- Source data:
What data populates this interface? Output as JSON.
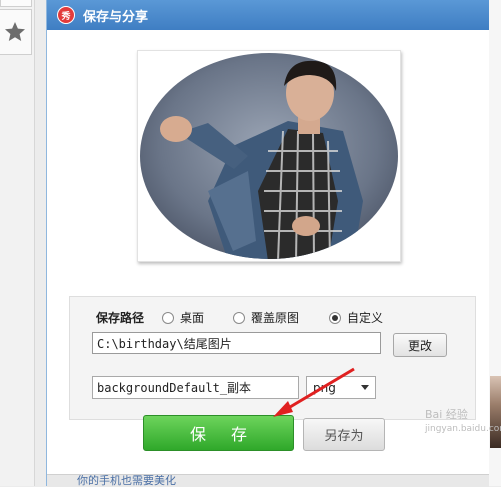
{
  "dialog": {
    "title": "保存与分享",
    "app_icon_text": "秀"
  },
  "save_path": {
    "label": "保存路径",
    "options": [
      {
        "label": "桌面",
        "selected": false
      },
      {
        "label": "覆盖原图",
        "selected": false
      },
      {
        "label": "自定义",
        "selected": true
      }
    ],
    "value": "C:\\birthday\\结尾图片",
    "change_button": "更改"
  },
  "file": {
    "name": "backgroundDefault_副本",
    "format": "png"
  },
  "buttons": {
    "save": "保 存",
    "save_as": "另存为"
  },
  "footer": {
    "tip": "你的手机也需要美化"
  },
  "watermark": {
    "line1": "Bai 经验",
    "line2": "jingyan.baidu.com"
  },
  "colors": {
    "title_bar": "#4a8ccd",
    "save_button": "#3cb034",
    "annotation_arrow": "#e02020"
  }
}
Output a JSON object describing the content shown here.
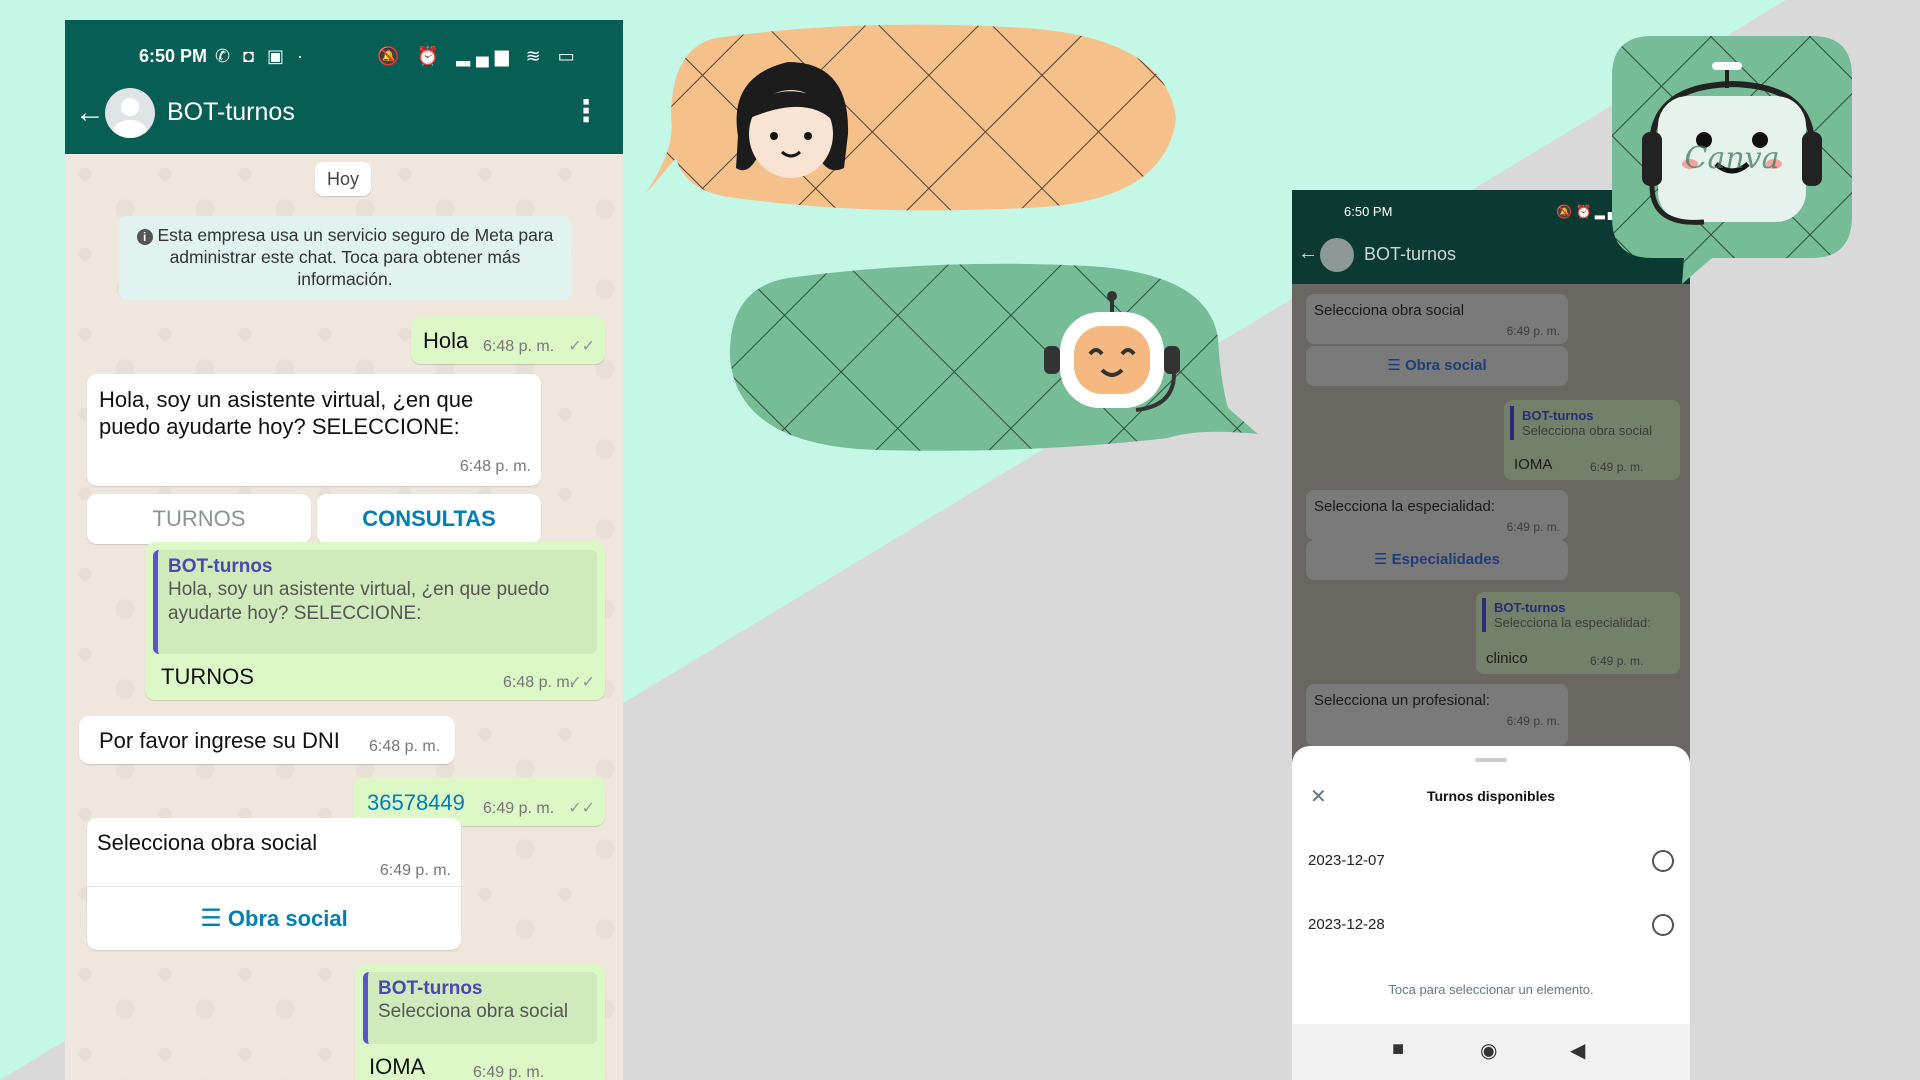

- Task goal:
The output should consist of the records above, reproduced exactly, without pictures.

- Answer section:
What data populates this interface? Output as JSON.
{
  "dialog": {
    "title": "保存与分享",
    "app_icon_text": "秀"
  },
  "save_path": {
    "label": "保存路径",
    "options": [
      {
        "label": "桌面",
        "selected": false
      },
      {
        "label": "覆盖原图",
        "selected": false
      },
      {
        "label": "自定义",
        "selected": true
      }
    ],
    "value": "C:\\birthday\\结尾图片",
    "change_button": "更改"
  },
  "file": {
    "name": "backgroundDefault_副本",
    "format": "png"
  },
  "buttons": {
    "save": "保 存",
    "save_as": "另存为"
  },
  "footer": {
    "tip": "你的手机也需要美化"
  },
  "watermark": {
    "line1": "Bai 经验",
    "line2": "jingyan.baidu.com"
  },
  "colors": {
    "title_bar": "#4a8ccd",
    "save_button": "#3cb034",
    "annotation_arrow": "#e02020"
  }
}
Output a JSON object describing the content shown here.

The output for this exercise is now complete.